Canadian Truck Drivers

As a result of The North American Free Trade Agreement (NAFTA), Canadian truckers can currently enter the US and drive freely. The only limitation placed upon Canadian truckers is they cannot pick up AND deliver a load within the United States. While having Canadians driving on US highways may not seem like much of an issue, it is a serious safety concern to all those who drive in the US.

The United States has strict regulations governing the trucking industry and not all countries follow our example. Canadian truckers may not have the training or the safe driving record that is required of American truckers. In fact 154 Canadian truckers were recently found to have forged documentation required for a Canadian commercial drivers license (2). The potential hazards posed by unsafe, or untrained Canadian truckers are immense, and could easily result in serious injury or loss of life.

Due to less stringent laws regulating truck drivers by Canada, Canadian truckers are more likely to be overly fatigued, and therefore dangerous. Canadians are allowed to drive for 13 hours without rest, whereas an American driver may drive only 11 hours before required to take 10 consecutive rest hours. Canadian truckers who drive for 13 hours per day in the days or weeks before their entry into America are necessarily more tired than American truckers who have only been driving for 11 hours at a time. These regulations are in place in order to protect the American people; however they fail to do so where Canadian truckers are concerned.

In addition to having more lax hour of service regulations than the United States, recent reports state that some Canadian trucking companies are requiring their drivers to violate Canadian HOS (Hours of Service) regulations (1). In 2008 the government of British Columbia audited 333 of its 26,000 CDL holders for violations, 71% failed (1). This is evidence of a systemic problem that endangers Americans whenever Canadian truckers cross the border.

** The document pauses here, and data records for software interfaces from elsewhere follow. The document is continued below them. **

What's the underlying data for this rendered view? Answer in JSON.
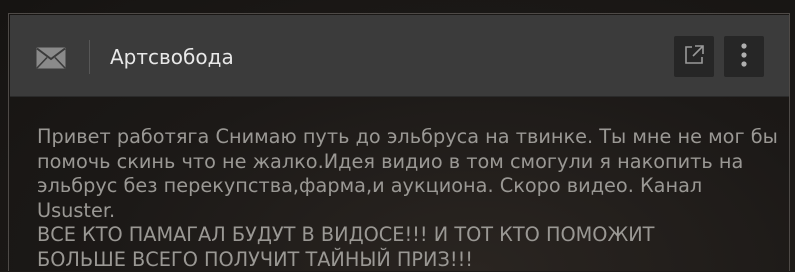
{
  "window": {
    "title": "Артсвобода"
  },
  "icons": {
    "mail": "envelope-icon",
    "open_external": "external-link-icon",
    "more": "vertical-dots-icon"
  },
  "message": {
    "body": "Привет работяга Снимаю путь до эльбруса на твинке. Ты мне не мог бы\nпомочь скинь что не жалко.Идея видио в том смогули я накопить на\nэльбрус без перекупства,фарма,и аукциона. Скоро видео. Канал Ususter.\nВСЕ КТО ПАМАГАЛ БУДУТ В ВИДОСЕ!!! И ТОТ КТО ПОМОЖИТ\nБОЛЬШЕ ВСЕГО ПОЛУЧИТ ТАЙНЫЙ ПРИЗ!!!"
  },
  "colors": {
    "header_bg": "#3b3b3b",
    "button_bg": "#262626",
    "title_text": "#e8e8e8",
    "body_text": "#9a9894",
    "icon": "#8a8a8a"
  }
}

Canadian drivers have also reported that their trucks were regularly in poor mechanical condition. One driver discusses how his truck’s cab would fill with exhaust fumes (1). The same driver states that his truck caught fire and caused a forest fire in Washington due to mechanical issues (1). Once again, this is an example where a Canadian trucker posed a clear danger to the American public as a whole.